UWA has good news for chimpanzee tracking enthusiasts. A second chimpanzee community is being habituated in Kibale National Park in western Uganda, and this will be used exclusively for tourism purposes. The community being habituated is called the Bulaiga Chimpanzee Community, and it will help address the problem of inadequate availability of chimp tracking permits, which has recently become one of the most popular tourist attractions in Uganda.
Currently, Kibale National Park has three habituated chimpanzee communities, two of which are used exclusively for research purposes and only one used for tourism. The communities used for research are the Ngogo and Kanyawara chimpanzee communities, and the tourism community is the Kanyantale chimpanzee community.
Kibale has a population of 1,200 chimpanzees living in 35 communities, and less than 20 percent of the total population have been habituated.
Chimpanzees live in communities comprised of between 30 to over 120 individuals. Unlike gorillas that live in a relatively small unit, chimpanzees live in a “fission-fusion” social system. In fission-fusion societies, different individuals of the same community meet up with each other to form temporary “parties” and then split up again, often several times in a day. Parties can consist of all-males, adults, mothers, all-females and sub adult individuals of different age and sex (Reynolds & Reynolds, 1965).
At the moment all tourists visiting Kanyanchu Visitor Centre (KNP) are tracking one chimpanzee community (Kanyantale). A maximum of 18 tourists in three groups can be allowed to view the chimps at any one time with each group staying with the chimps for a maximum of one hour. Because of the fission-fusion social behaviour, sometimes it is difficult to have all the 18 tourists even in three groups to view the same community. The situation is made worse when there are visitors undertaking the chimpanzee habituation experience where tourists pay to stay with chimps from morning till evening when the chimps go to sleep.
This has been a source of conflict between tourists undertaking the chimpanzee habituation experience and those doing the normal chimpanzee tracking as they all use the same chimpanzee community. To overcome this problem, a decision has been taken to habituate a second chimpanzee community (Bulaiga community) also near Kanyanchu such that when there are visitors undertaking chimpanzee habituation experience (that is gaining prominence these days as it is more rewarding), they should not be inconvenienced by the tourists doing normal tracking.
The Kanyantale chimpanzee community near Kanyanchu Visitor Centre has been habituated since 1991 and the chances of locating these chimps by tourists are very good (success rate over the last five years estimated at 95%). There has been a school of thought that the Kanyantale chimpanzee community has been over habituated. A recent research to study the impact of tourism and habituation on the behaviour of the Kanyanchu (Kanayantale) chimpanzee community has just completed the data collection phase and when finalised results will provide management with scientific information to better manage the chimpanzees and the tourism development.

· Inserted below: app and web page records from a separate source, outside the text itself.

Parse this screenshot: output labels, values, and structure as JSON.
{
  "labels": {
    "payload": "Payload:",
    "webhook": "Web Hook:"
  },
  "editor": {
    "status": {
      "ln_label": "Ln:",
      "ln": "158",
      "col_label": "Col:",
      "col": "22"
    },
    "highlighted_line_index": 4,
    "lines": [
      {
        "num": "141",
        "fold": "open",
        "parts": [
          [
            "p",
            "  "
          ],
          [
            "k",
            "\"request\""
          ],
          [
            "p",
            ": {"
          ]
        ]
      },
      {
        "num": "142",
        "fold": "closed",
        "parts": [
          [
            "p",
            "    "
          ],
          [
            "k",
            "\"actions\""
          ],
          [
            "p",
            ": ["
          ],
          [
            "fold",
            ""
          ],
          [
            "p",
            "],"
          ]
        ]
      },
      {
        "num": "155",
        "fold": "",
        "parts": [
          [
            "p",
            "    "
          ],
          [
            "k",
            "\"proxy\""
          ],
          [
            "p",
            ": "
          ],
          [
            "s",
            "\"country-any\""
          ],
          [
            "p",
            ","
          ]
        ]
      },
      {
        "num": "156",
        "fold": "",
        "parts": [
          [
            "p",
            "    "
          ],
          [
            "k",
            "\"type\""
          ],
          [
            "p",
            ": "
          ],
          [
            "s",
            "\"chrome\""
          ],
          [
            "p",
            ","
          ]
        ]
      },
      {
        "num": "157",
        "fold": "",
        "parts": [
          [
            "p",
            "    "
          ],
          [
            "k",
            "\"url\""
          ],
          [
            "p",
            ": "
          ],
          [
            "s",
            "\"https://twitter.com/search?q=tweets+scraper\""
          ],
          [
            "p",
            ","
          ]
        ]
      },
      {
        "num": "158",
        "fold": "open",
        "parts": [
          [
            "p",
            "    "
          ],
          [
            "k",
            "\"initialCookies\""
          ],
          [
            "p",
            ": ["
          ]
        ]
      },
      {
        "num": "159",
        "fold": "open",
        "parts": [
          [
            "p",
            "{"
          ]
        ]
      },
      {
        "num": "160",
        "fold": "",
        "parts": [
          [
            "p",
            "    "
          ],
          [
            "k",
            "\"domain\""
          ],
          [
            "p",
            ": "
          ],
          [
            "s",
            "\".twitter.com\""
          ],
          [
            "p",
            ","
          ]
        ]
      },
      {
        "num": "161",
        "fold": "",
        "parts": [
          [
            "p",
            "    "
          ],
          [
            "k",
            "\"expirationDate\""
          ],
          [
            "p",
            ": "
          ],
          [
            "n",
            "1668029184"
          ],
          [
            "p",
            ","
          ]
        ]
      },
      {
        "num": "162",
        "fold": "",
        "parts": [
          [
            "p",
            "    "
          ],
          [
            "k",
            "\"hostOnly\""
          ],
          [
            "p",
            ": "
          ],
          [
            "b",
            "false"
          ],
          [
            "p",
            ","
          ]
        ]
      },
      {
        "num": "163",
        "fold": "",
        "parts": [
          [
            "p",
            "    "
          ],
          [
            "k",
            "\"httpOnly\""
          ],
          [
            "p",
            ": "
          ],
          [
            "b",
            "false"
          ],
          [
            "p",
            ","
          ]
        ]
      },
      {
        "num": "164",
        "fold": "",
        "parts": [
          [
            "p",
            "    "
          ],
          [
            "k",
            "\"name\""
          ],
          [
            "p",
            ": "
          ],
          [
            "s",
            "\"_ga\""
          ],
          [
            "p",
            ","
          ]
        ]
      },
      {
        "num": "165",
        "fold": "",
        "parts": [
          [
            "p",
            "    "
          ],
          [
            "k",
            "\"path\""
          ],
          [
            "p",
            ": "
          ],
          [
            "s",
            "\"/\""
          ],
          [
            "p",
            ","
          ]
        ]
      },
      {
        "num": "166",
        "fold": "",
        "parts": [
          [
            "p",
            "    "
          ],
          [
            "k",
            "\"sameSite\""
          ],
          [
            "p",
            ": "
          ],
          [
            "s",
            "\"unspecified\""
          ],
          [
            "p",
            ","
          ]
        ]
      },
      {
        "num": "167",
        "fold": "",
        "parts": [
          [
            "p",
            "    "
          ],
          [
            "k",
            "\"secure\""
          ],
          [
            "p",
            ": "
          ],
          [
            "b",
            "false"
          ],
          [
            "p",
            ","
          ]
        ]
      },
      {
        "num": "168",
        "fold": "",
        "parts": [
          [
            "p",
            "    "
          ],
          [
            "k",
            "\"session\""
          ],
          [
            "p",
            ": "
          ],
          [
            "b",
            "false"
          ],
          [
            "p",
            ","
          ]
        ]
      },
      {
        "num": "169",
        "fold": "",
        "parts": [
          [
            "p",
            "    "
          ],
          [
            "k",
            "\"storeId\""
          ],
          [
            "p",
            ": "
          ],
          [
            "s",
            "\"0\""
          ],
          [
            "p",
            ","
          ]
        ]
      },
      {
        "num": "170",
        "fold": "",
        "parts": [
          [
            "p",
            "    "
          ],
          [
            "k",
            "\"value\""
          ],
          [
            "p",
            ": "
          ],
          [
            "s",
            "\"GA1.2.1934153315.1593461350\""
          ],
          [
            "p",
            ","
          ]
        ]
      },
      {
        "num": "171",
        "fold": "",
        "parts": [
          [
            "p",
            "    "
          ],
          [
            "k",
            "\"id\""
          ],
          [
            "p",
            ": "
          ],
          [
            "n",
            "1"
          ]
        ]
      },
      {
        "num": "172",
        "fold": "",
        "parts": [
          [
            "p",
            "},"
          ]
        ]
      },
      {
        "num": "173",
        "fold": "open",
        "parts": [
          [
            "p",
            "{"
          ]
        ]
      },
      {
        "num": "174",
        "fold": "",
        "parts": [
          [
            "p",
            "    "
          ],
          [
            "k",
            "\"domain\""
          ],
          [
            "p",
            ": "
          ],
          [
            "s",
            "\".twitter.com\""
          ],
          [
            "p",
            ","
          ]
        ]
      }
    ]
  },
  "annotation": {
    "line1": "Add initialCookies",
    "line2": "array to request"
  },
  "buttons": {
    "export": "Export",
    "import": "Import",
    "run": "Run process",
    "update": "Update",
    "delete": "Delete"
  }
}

The Bulaiga chimpanzee community comprises of over 120 individual chimpanzees and quite often they interact with the Kanyantale community creating a scene that is worth seeing by any adventurous tourist. The community is also near the Kanyanchu Visitor Center but its home range is concentrated to the west of the Fort Portal – Kamwenge Road. Visitors to Kanyanchu would therefore have easy access to the Bulaiga chimpanzee community once it is fully habituated.
Habituation involves following the chimps for several days, months and years to get them used to presence of people in their vicinity. It is anticipated that within a period of three years from July 2008, the community shall be fully habituated for tourism though mock tourism and habituation experience is expected to start much earlier depending on analysis of information collected during initial stages of habituation. During habituation data on phenology, and behaviour shall be collected to provide a scientific basis for the management of the tourism once it starts.
As part of the habituation process, a trail network for the new Bulaiga chimpanzee community is being mapped and will be prepared and cleared to ease tracking and habituation by June 2009. It is therefore expected that with a second chimpanzee community in KNP habituated for tourism, the current pressure on the Kanyantale community shall be eased and many more tourists who would have otherwise missed the opportunity to track chimps due to unavailability of permits will have the opportunity to enjoy seeing chimps in their natural habitat in KNP.